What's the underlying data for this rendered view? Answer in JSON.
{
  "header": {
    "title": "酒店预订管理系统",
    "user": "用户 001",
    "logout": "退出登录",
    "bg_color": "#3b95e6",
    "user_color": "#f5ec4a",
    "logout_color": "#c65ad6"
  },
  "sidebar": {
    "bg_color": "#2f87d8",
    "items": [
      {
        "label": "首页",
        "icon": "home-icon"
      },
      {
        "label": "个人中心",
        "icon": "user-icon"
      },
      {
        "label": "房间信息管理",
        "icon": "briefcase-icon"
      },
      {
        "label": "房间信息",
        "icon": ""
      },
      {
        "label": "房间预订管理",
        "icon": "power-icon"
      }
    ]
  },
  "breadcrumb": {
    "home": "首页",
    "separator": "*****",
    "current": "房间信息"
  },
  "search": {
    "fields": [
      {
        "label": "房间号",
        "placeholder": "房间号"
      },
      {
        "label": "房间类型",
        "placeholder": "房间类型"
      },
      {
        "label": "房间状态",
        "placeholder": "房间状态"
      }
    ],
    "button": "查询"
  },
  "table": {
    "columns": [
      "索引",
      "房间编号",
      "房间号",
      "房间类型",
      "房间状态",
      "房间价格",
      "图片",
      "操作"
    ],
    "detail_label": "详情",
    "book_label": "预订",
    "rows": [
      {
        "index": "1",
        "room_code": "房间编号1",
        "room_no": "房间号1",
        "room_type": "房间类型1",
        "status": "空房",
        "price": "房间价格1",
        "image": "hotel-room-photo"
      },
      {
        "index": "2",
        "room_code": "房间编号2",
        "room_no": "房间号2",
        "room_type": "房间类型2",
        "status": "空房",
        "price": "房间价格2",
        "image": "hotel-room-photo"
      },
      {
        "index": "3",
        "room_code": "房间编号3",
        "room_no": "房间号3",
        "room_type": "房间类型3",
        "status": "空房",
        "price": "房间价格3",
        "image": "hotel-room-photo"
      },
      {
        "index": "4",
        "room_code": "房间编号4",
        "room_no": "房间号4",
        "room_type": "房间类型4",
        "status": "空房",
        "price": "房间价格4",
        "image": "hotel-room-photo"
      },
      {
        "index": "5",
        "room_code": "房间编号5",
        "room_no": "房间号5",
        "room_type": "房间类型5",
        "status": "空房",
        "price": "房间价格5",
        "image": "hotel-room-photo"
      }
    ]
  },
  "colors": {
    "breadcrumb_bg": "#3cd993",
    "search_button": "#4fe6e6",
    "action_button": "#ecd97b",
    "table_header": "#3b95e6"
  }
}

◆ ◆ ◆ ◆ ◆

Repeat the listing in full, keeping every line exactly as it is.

* _SOLUTION_:
What's the underlying data for this rendered view? Answer in JSON.
{
  "header": {
    "title": "酒店预订管理系统",
    "user": "用户 001",
    "logout": "退出登录",
    "bg_color": "#3b95e6",
    "user_color": "#f5ec4a",
    "logout_color": "#c65ad6"
  },
  "sidebar": {
    "bg_color": "#2f87d8",
    "items": [
      {
        "label": "首页",
        "icon": "home-icon"
      },
      {
        "label": "个人中心",
        "icon": "user-icon"
      },
      {
        "label": "房间信息管理",
        "icon": "briefcase-icon"
      },
      {
        "label": "房间信息",
        "icon": ""
      },
      {
        "label": "房间预订管理",
        "icon": "power-icon"
      }
    ]
  },
  "breadcrumb": {
    "home": "首页",
    "separator": "*****",
    "current": "房间信息"
  },
  "search": {
    "fields": [
      {
        "label": "房间号",
        "placeholder": "房间号"
      },
      {
        "label": "房间类型",
        "placeholder": "房间类型"
      },
      {
        "label": "房间状态",
        "placeholder": "房间状态"
      }
    ],
    "button": "查询"
  },
  "table": {
    "columns": [
      "索引",
      "房间编号",
      "房间号",
      "房间类型",
      "房间状态",
      "房间价格",
      "图片",
      "操作"
    ],
    "detail_label": "详情",
    "book_label": "预订",
    "rows": [
      {
        "index": "1",
        "room_code": "房间编号1",
        "room_no": "房间号1",
        "room_type": "房间类型1",
        "status": "空房",
        "price": "房间价格1",
        "image": "hotel-room-photo"
      },
      {
        "index": "2",
        "room_code": "房间编号2",
        "room_no": "房间号2",
        "room_type": "房间类型2",
        "status": "空房",
        "price": "房间价格2",
        "image": "hotel-room-photo"
      },
      {
        "index": "3",
        "room_code": "房间编号3",
        "room_no": "房间号3",
        "room_type": "房间类型3",
        "status": "空房",
        "price": "房间价格3",
        "image": "hotel-room-photo"
      },
      {
        "index": "4",
        "room_code": "房间编号4",
        "room_no": "房间号4",
        "room_type": "房间类型4",
        "status": "空房",
        "price": "房间价格4",
        "image": "hotel-room-photo"
      },
      {
        "index": "5",
        "room_code": "房间编号5",
        "room_no": "房间号5",
        "room_type": "房间类型5",
        "status": "空房",
        "price": "房间价格5",
        "image": "hotel-room-photo"
      }
    ]
  },
  "colors": {
    "breadcrumb_bg": "#3cd993",
    "search_button": "#4fe6e6",
    "action_button": "#ecd97b",
    "table_header": "#3b95e6"
  }
}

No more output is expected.